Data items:
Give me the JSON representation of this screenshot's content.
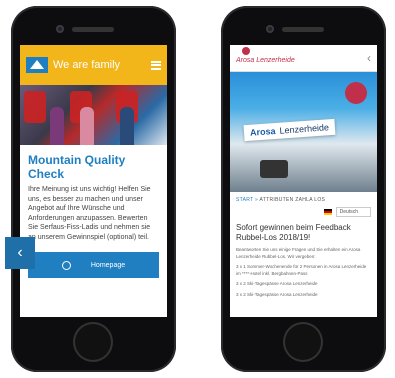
{
  "left_phone": {
    "header_title": "We are family",
    "heading": "Mountain Quality Check",
    "body": "Ihre Meinung ist uns wichtig! Helfen Sie uns, es besser zu machen und unser Angebot auf Ihre Wünsche und Anforderungen anzupassen. Bewerten Sie Serfaus-Fiss-Ladis und nehmen sie an unserem Gewinnspiel (optional) teil.",
    "homepage_button": "Homepage",
    "back_glyph": "‹"
  },
  "right_phone": {
    "logo_text": "Arosa Lenzerheide",
    "back_glyph": "‹",
    "sign_brand": "Arosa",
    "sign_text": "Lenzerheide",
    "breadcrumb_start": "START »",
    "breadcrumb_rest": "ATTRIBUTEN ZAHLA LOS",
    "language": "Deutsch",
    "heading": "Sofort gewinnen beim Feedback Rubbel-Los 2018/19!",
    "intro": "Beantworten Sie uns einige Fragen und Sie erhalten ein Arosa Lenzerheide Rubbel-Los. Wir vergeben:",
    "prizes": [
      "3 x 1 Sommer-Wochenende für 2 Personen in Arosa Lenzerheide im ****-Hotel inkl. Bergbahnen-Pass",
      "3 x 2 Ski-Tagespässe Arosa Lenzerheide",
      "3 x 2 Ski-Tagespässe Arosa Lenzerheide"
    ]
  },
  "colors": {
    "yellow": "#f2b51a",
    "blue": "#1f7fc1"
  }
}
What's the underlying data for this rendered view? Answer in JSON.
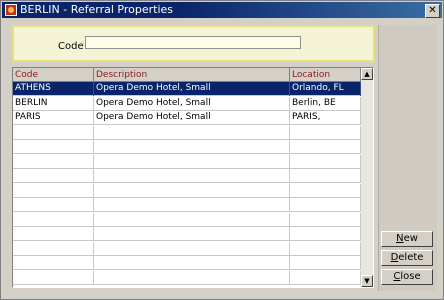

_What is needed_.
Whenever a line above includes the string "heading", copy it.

_Answer section_.
    "heading": "Mountain Quality Check",
    "heading": "Sofort gewinnen beim Feedback Rubbel-Los 2018/19!",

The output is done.